Owners who really understand the value of their people know it is not just the formal opportunities they present their team, but also that they treat them with a sense of high expectations coupled with high appreciation and common decency. Always treating your people with dignity, even when they simply aren’t qualified to continue as part of the team and must have their future “freed up,” sends a powerful message to your people about the type of culture at your company.
Good people also crave leadership. People want to be engaged in meaningful work; people want to make a difference in the world, and they generally want to be a part of something they see as good and important. This means leadership must articulate the vision of who the company is, what core values the company embodies and where the company is going. Leaders need to communicate clear direction and priorities, set high expectations, and then give people the tools, processes and training to live up to those expectations.
Benefits of team marketing
This is why marketing planning that involves as much of your team as possible can be so impactful in getting your company to “punch with the whole body” and make an impact on the marketplace.

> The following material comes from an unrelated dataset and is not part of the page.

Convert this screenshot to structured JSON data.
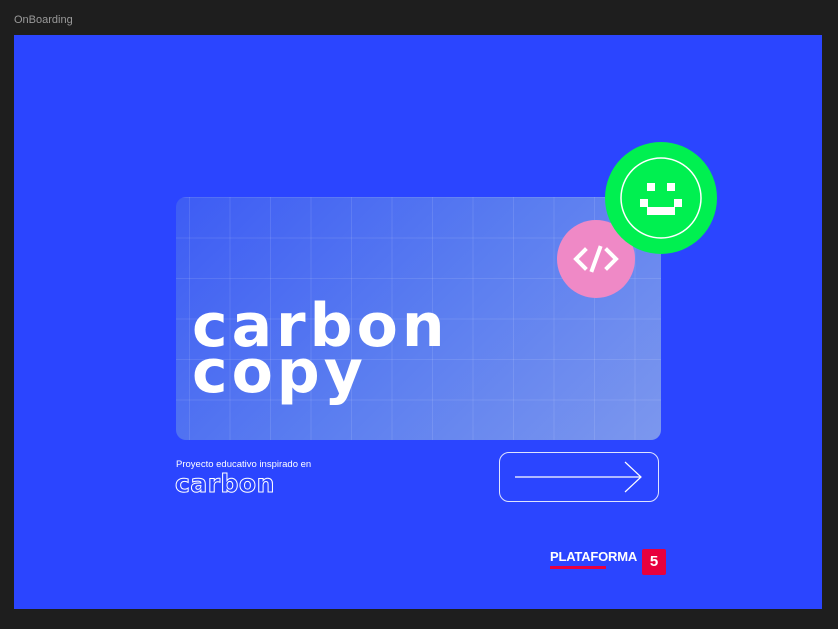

Yes, you have to slow down the process. Yes, you have to do some teaching to get people who are not familiar with the marketing planning process to understand the steps that need to be taken. But you will more than make up for these drawbacks when the team really understands your vision and is part of goal setting and making the decisions about which activities will take place to accomplish those goals.
Involving your team this way engages your people in very important aspects of running the business and challenges them to solve problems and participate in determining how the company is run, which builds trust and makes employees feel valued.
Involving your team in planning also responds to people’s need to do meaningful work. Understanding the goals and being a part of building a business, of creating or manifesting a dream in the real world, is engaging and exciting even if most of the time they estimate rebuild projects or pay bills. Employees begin to see their role in the context of the bigger picture and the plan, and, instead of drudgery or just doing “a job,” they are part of a grand enterprise.
Involving your team in the planning process also helps meet people’s need for ongoing learning and professional development. People tasked with planning responsibilities will often surprise you with their effort, knowledge and contributions once they are given some basic ground rules to follow and permission to participate.
Be sure to offer them the necessary training and coaching to become more effective at the planning process and involve them in the monthly or quarterly plan reviews so they can see the fruits of their labors, for good and bad. Let them take responsibility both ways so they can learn what they need to do better as a team as well as individually.
When planning is approached this way, there often is an amazing, synergistic effect: The entire team — from ownership to the front lines — understands what the company stands for and where it is going, is bought in on the plan to achieve the stated goals, and takes far more individual responsibility as a part of a team that is trying to accomplish great things.
In summary, the words of Margaret Mead are apropos, “Never doubt that a small group of thoughtful, committed citizens can change the world; indeed, it’s the only thing that ever has.”
Timothy Miller is the president of Business Development Associates Inc., a marketing strategy, sales training, recruiting, and operations and management consultancy, which specializes exclusively in working with restoration contractors, helping them drive the growth of their businesses without relying on programs, weather or good luck. For a free white paper on the Six Secrets of Restoration Business Success, email at [email protected] or call (847) 386-6556.